The Enchanted Forest Elaine Gordon Park is a 20-plus acre oasis in the middle of Florida’s largest urban center that most guests find lives up to its name.
The park’s entrance is located on NE 135th Street in North Miami and is open every day year-round.
The treed areas, creeks, and shaded trails are perfect for a variety of activities. For those traveling with little ones in need of something extra special, there are inexpensive pony rides offered in the afternoons.
Open from sunrise to sunset, the park can get annoyingly busy during peak times, so consider a morning visit to avoid the masses.
10. Little Havana
Miami’s Little Havana is the state’s epicenter of all things Cuban, and one of those neighborhoods that’s full of guided tours appropriate for lovers of food, culture, and history.
Much of Little Havana lies along Called Ocho – or 8th Street in English – and it’s full of authentic restaurants and coffee shops, galleries, artist’s studios, and lots of tobacco shops as well.
Though the neighborhood is predominately Cuban, there are a number of other Latin and South American influences too. It’s an excellent place for a relaxing happy hour with island music, tasty treats, and chilly mojitos and Cuba Libres.
11. Venetian Pool
Comprised of hundreds of thousands of gallons of natural water that well from beneath the earth’s surface, the Venetian Pool in nearby Coral Gables is one of those unique attractions you won’t find anywhere else, and is the perfect break after a few long days on the beach.
The pool has been around since the ‘20s, and the grounds include several waterfalls, caves, a manmade island, and grottos that provide shaded areas perfect for relaxing out of the sweltering Florida sun.
The pool is relatively inexpensive to visit but does tend to get crowded during peak times, so plan accordingly.
12. FIU – Biscayne Bay Butterfly Garden and Natural Trail
Located on NE 151st Street in North Miami, the Biscayne Bay Campus of Florida International University is home to a fantastic butterfly garden and nature trail that leads guests through some surprisingly untouched stretches of natural habitat.
The grounds are comprised of more than ten acres, and though the butterfly garden is the centerpiece, it’s just one of many outdoor and nature-related activities, including bird watching, hiking, and wildlife photography.
Several staff-guided tours are available as well. For those who’d like to show themselves around at their own pace, the trails are free to visit and open to the public daily.
13. Everglades Safari Park
The Everglades are Florida’s most iconic natural attraction, and though the glades’ sheer vastness is overwhelming, it’s possible to get all the highlights in a relatively short time at Everglades Safari Park.

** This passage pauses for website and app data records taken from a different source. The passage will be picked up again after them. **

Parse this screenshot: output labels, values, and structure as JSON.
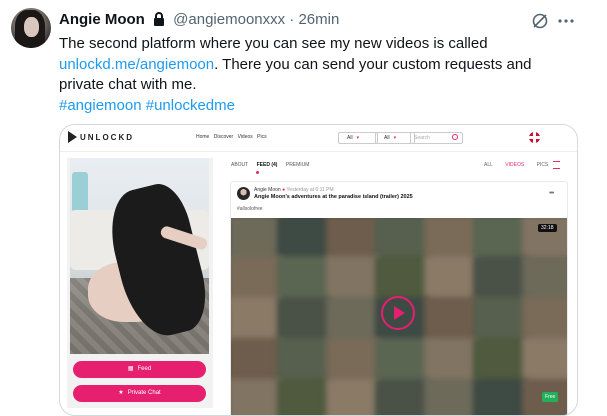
{
  "tweet": {
    "author_name": "Angie Moon",
    "handle": "@angiemoonxxx",
    "separator": "·",
    "time": "26min",
    "text_line1": "The second platform where you can see my new videos is called",
    "link": "unlockd.me/angiemoon",
    "text_line2_rest": ". There you can send your custom requests and",
    "text_line3": "private chat with me.",
    "hashtag1": "#angiemoon",
    "hashtag2": "#unlockedme"
  },
  "embed": {
    "logo": "UNLOCKD",
    "nav": [
      "Home",
      "Discover",
      "Videos",
      "Pics"
    ],
    "select1": "All",
    "select2": "All",
    "search_placeholder": "Search",
    "tabs": [
      "ABOUT",
      "FEED (4)",
      "PREMIUM"
    ],
    "filters": [
      "ALL",
      "VIDEOS",
      "PICS"
    ],
    "post": {
      "name": "Angie Moon",
      "date": "Yesterday at 6:11 PM",
      "title": "Angie Moon's adventures at the paradise island (trailer) 2025",
      "tag": "#allsolofree",
      "duration": "32:18",
      "badge": "Free"
    },
    "buttons": {
      "feed": "Feed",
      "private_chat": "Private Chat"
    }
  },
  "colors": {
    "link": "#1d9bf0",
    "brand_pink": "#e61f6f",
    "muted": "#536471"
  }
}
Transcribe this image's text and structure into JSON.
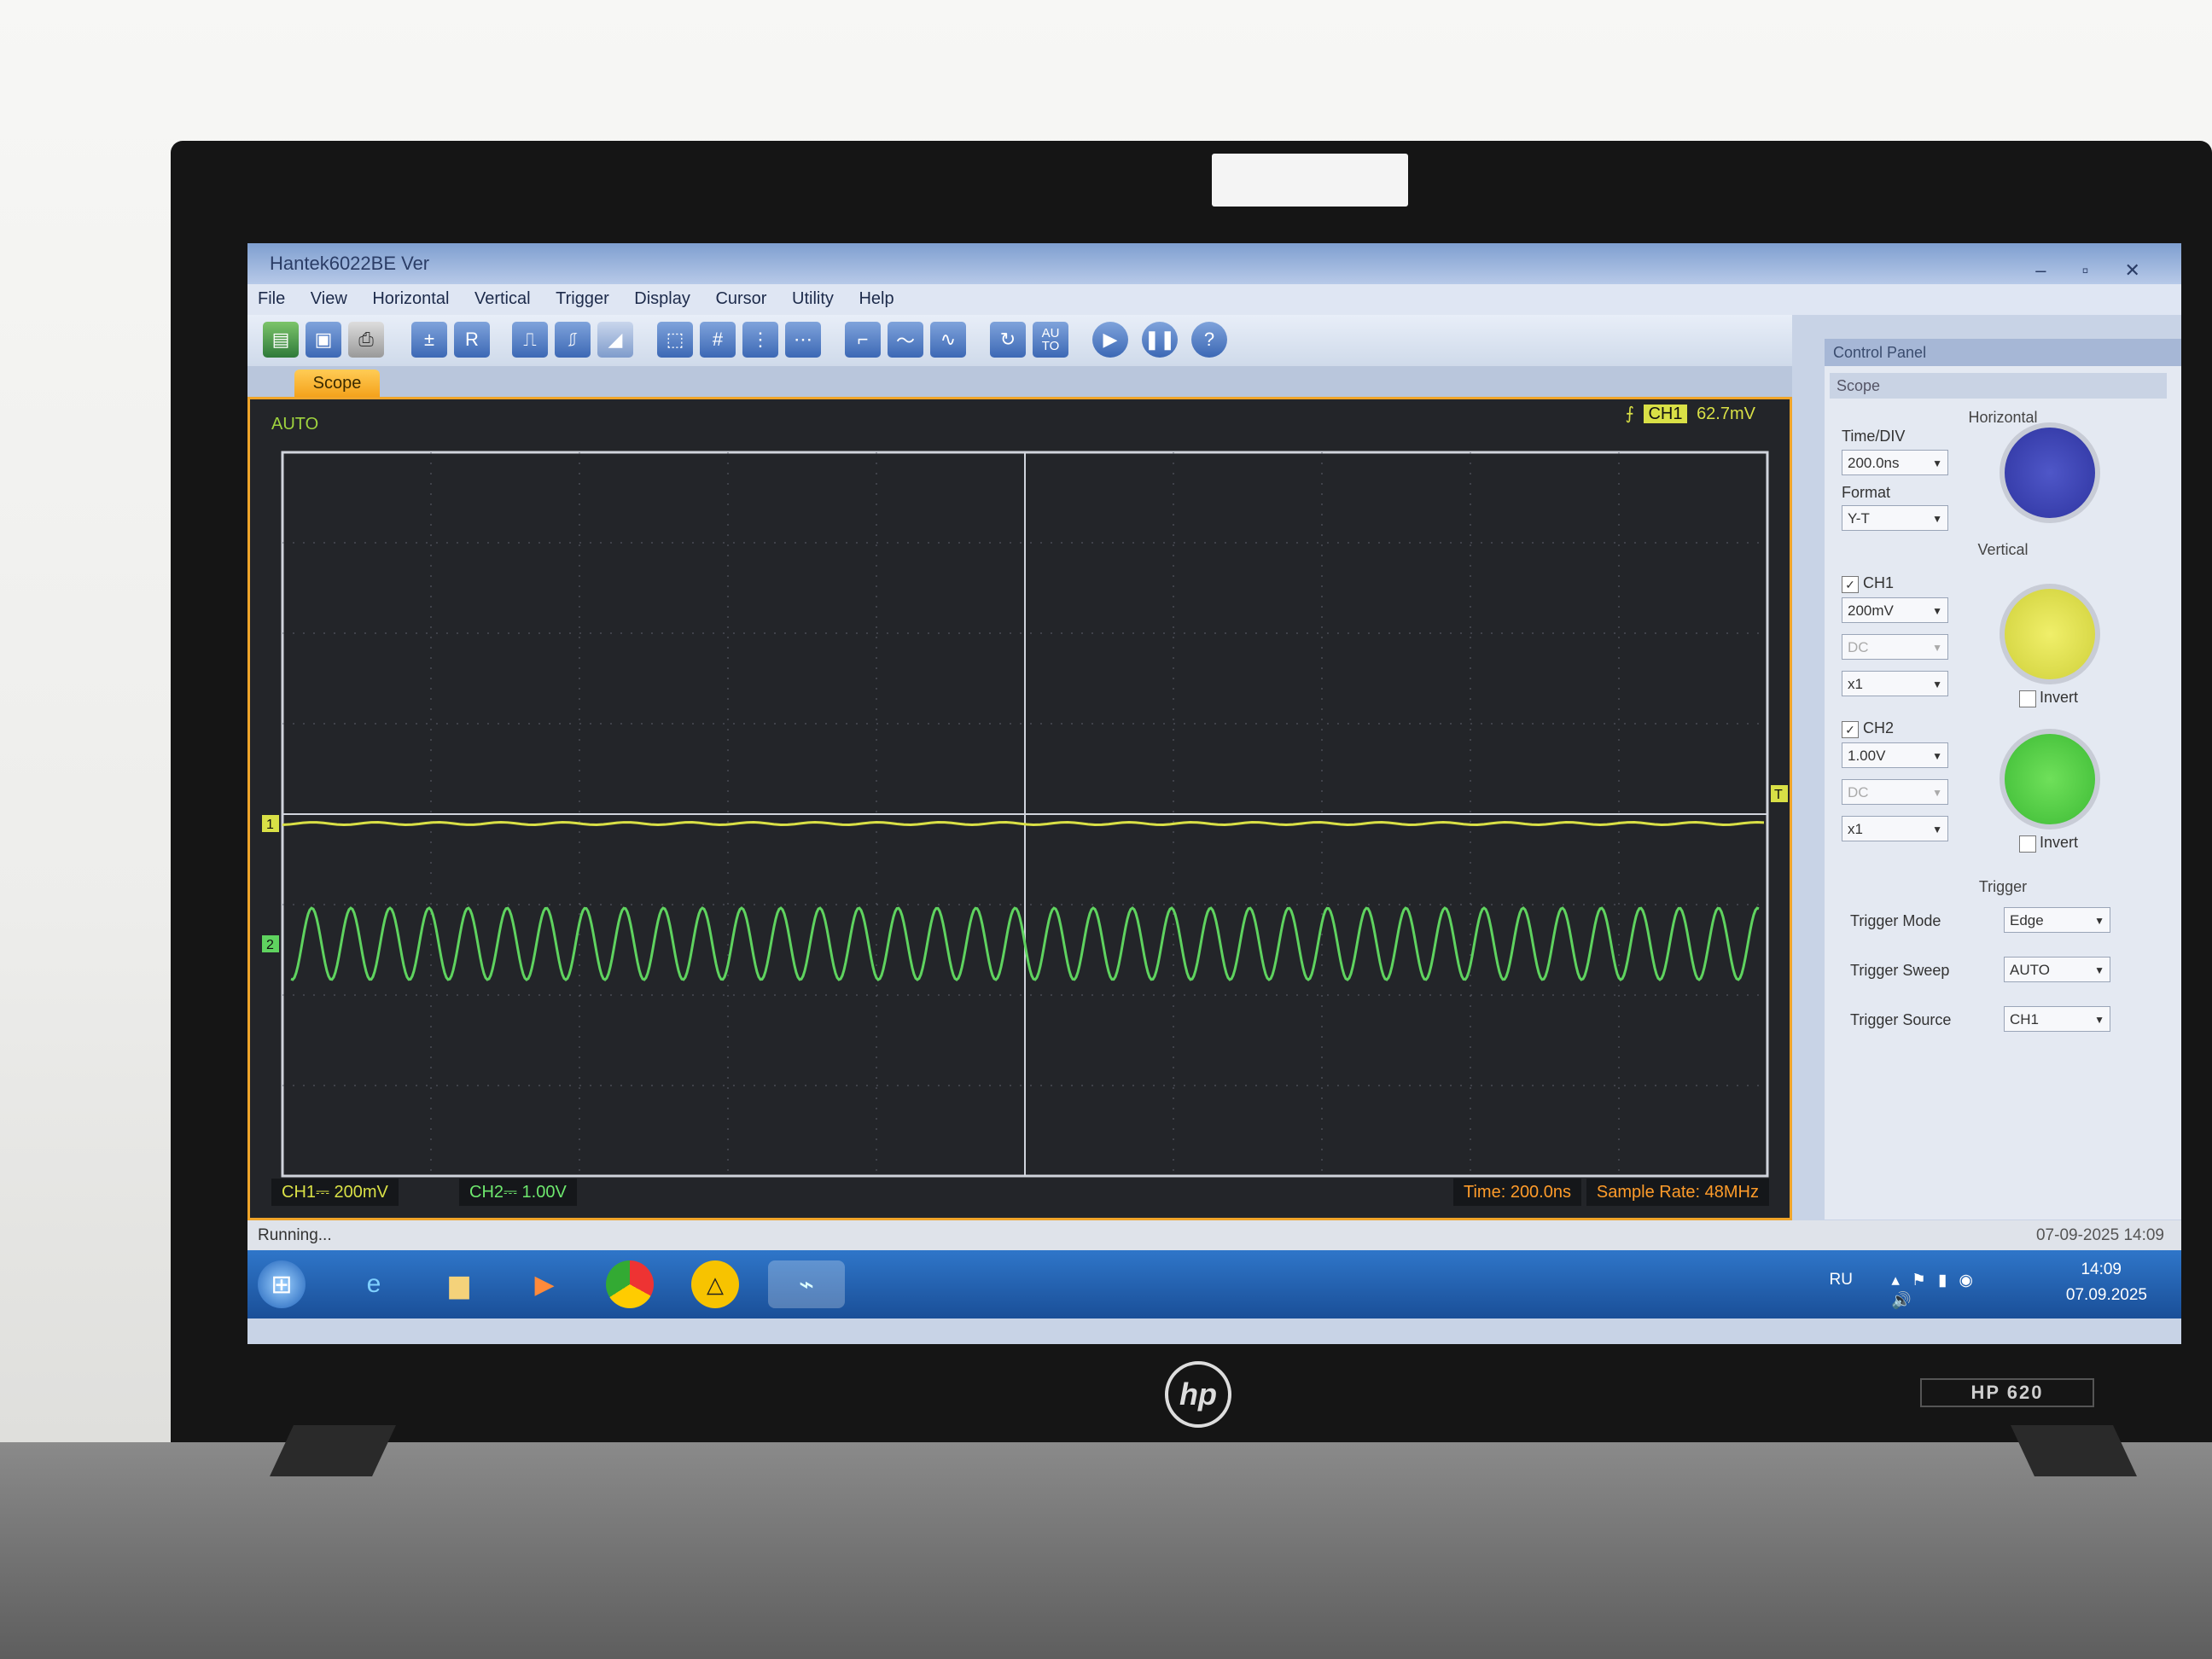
{
  "window": {
    "title": "Hantek6022BE Ver"
  },
  "menu": [
    "File",
    "View",
    "Horizontal",
    "Vertical",
    "Trigger",
    "Display",
    "Cursor",
    "Utility",
    "Help"
  ],
  "toolbar": {
    "buttons": [
      "open",
      "save",
      "print",
      "math",
      "ref",
      "rising-edge",
      "falling-edge",
      "slope",
      "select",
      "grid",
      "cursor-vertical",
      "cursor-horizontal",
      "step",
      "line",
      "sine",
      "reset",
      "auto",
      "run",
      "pause",
      "help"
    ],
    "auto_label": "AU\nTO",
    "ref_label": "R",
    "help_label": "?"
  },
  "tab": {
    "label": "Scope"
  },
  "scope": {
    "mode": "AUTO",
    "trigger_source": "CH1",
    "trigger_level": "62.7mV",
    "ch1_marker": "1",
    "ch2_marker": "2",
    "trigger_marker": "T",
    "ch1_status": "CH1⎓  200mV",
    "ch2_status": "CH2⎓  1.00V",
    "time_status": "Time: 200.0ns",
    "rate_status": "Sample Rate: 48MHz",
    "ch1_color": "#d9e046",
    "ch2_color": "#5fd35f"
  },
  "control_panel": {
    "title": "Control Panel",
    "selected": "Scope",
    "horizontal": {
      "heading": "Horizontal",
      "time_div_label": "Time/DIV",
      "time_div": "200.0ns",
      "format_label": "Format",
      "format": "Y-T"
    },
    "vertical": {
      "heading": "Vertical",
      "ch1": {
        "label": "CH1",
        "enabled": true,
        "volts": "200mV",
        "coupling": "DC",
        "probe": "x1",
        "invert_label": "Invert"
      },
      "ch2": {
        "label": "CH2",
        "enabled": true,
        "volts": "1.00V",
        "coupling": "DC",
        "probe": "x1",
        "invert_label": "Invert"
      }
    },
    "trigger": {
      "heading": "Trigger",
      "mode_label": "Trigger Mode",
      "mode": "Edge",
      "sweep_label": "Trigger Sweep",
      "sweep": "AUTO",
      "source_label": "Trigger Source",
      "source": "CH1"
    }
  },
  "status": {
    "left": "Running...",
    "right": "07-09-2025 14:09"
  },
  "taskbar": {
    "language": "RU",
    "time": "14:09",
    "date": "07.09.2025"
  },
  "laptop": {
    "brand": "hp",
    "model": "HP 620"
  }
}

From gators and airboat tours to world-class fishing and swamp buggy excursions, there’s not much you can’t do in the park. For many guests, it’s their best chance to get up close to some amazing animals that call the area home.
The park is part zoo, part theme park, and part natural history museum; it’s one of those places that previous guests agree really shouldn’t be passed up.

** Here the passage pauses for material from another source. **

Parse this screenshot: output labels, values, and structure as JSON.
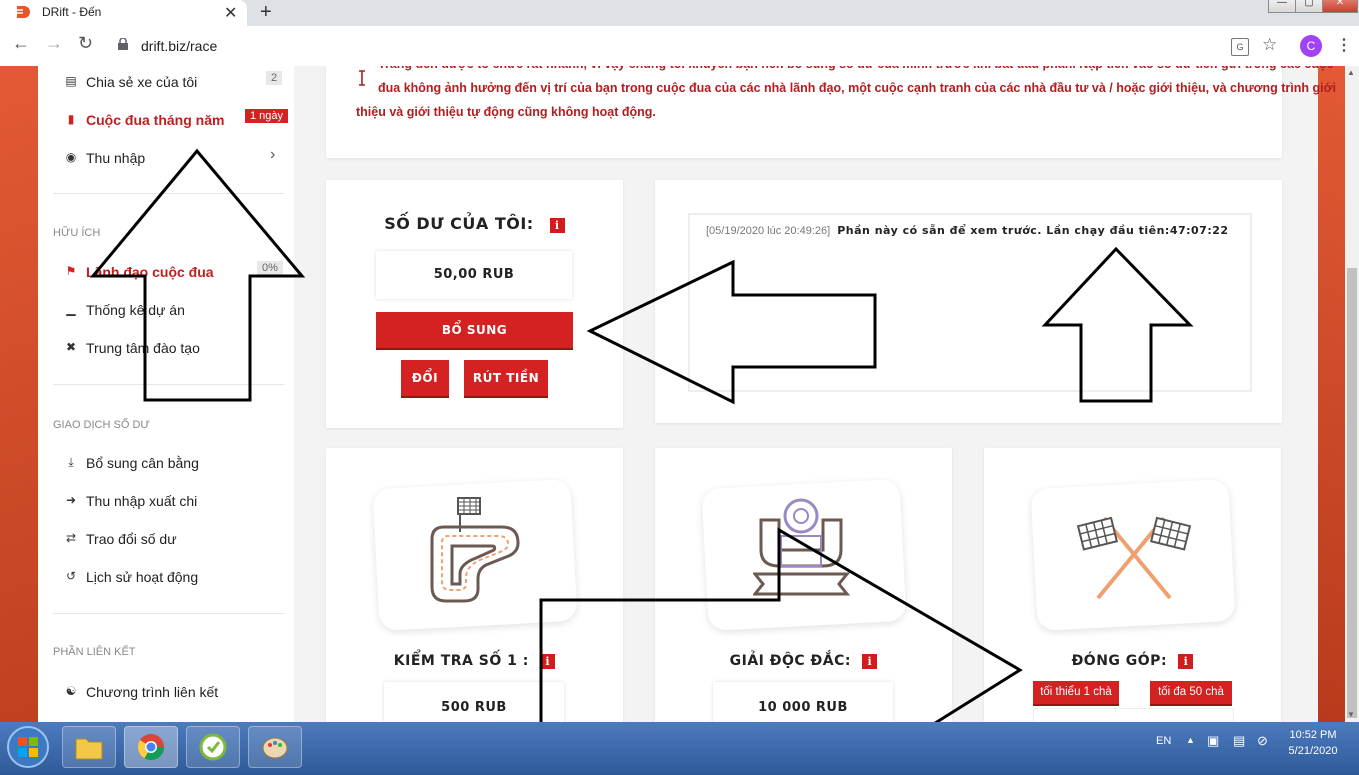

14. Adrienne Arsht Center for the Performing Arts
If you’ve ever marveled at the amazing Petronas Towers in Kuala Lumpur, then you’ll appreciate the dramatic architecture for which the Adrienne Arsht Center for the Performing Arts is known, because they were designed by the same man.
Though the verdict is still out on the performing arts center’s look, there’s no denying that it’s home to some of the area’s best productions, including Latin dance festivals, opera and jazz concerts, and a few shows that absolutely defy categorization and are therefore listed as ‘experimental.’

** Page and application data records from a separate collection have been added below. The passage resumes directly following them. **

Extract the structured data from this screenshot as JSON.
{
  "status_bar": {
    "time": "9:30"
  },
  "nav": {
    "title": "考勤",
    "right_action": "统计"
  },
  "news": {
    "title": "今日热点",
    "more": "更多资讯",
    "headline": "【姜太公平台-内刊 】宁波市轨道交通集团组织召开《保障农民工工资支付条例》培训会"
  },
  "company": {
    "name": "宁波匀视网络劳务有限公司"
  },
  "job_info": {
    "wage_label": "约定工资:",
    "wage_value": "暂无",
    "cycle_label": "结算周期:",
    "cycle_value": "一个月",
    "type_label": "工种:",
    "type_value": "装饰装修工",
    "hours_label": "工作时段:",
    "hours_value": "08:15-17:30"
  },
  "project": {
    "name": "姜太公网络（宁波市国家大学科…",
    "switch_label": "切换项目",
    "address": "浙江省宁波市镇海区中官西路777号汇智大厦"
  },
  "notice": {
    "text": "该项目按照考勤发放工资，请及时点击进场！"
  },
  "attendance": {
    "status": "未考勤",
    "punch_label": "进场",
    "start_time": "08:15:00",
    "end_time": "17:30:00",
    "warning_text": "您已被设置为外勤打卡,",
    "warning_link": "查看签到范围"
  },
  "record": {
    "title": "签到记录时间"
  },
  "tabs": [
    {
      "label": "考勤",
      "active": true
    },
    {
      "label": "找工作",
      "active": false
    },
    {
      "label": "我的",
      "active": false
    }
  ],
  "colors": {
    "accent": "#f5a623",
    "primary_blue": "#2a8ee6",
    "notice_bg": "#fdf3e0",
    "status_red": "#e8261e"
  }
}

The center offers a variety of events appropriate for children, and there’s an onsite restaurant as well.
15. Miami-Dade County Youth Fair
Since 1952, the Miami-Dade County Youth Fair has been a popular family attraction that takes place annually in the late spring.
Much of what you’ll see is similar to what you’ll find at county fairs all over the country, but the youth fair is more child and young-adult centered. It includes cattle and farm-related competitions and events, arts and crafts, carnival-style rides and games, and tasty food – from funnel cakes and cotton candy to corn dogs and ice cream.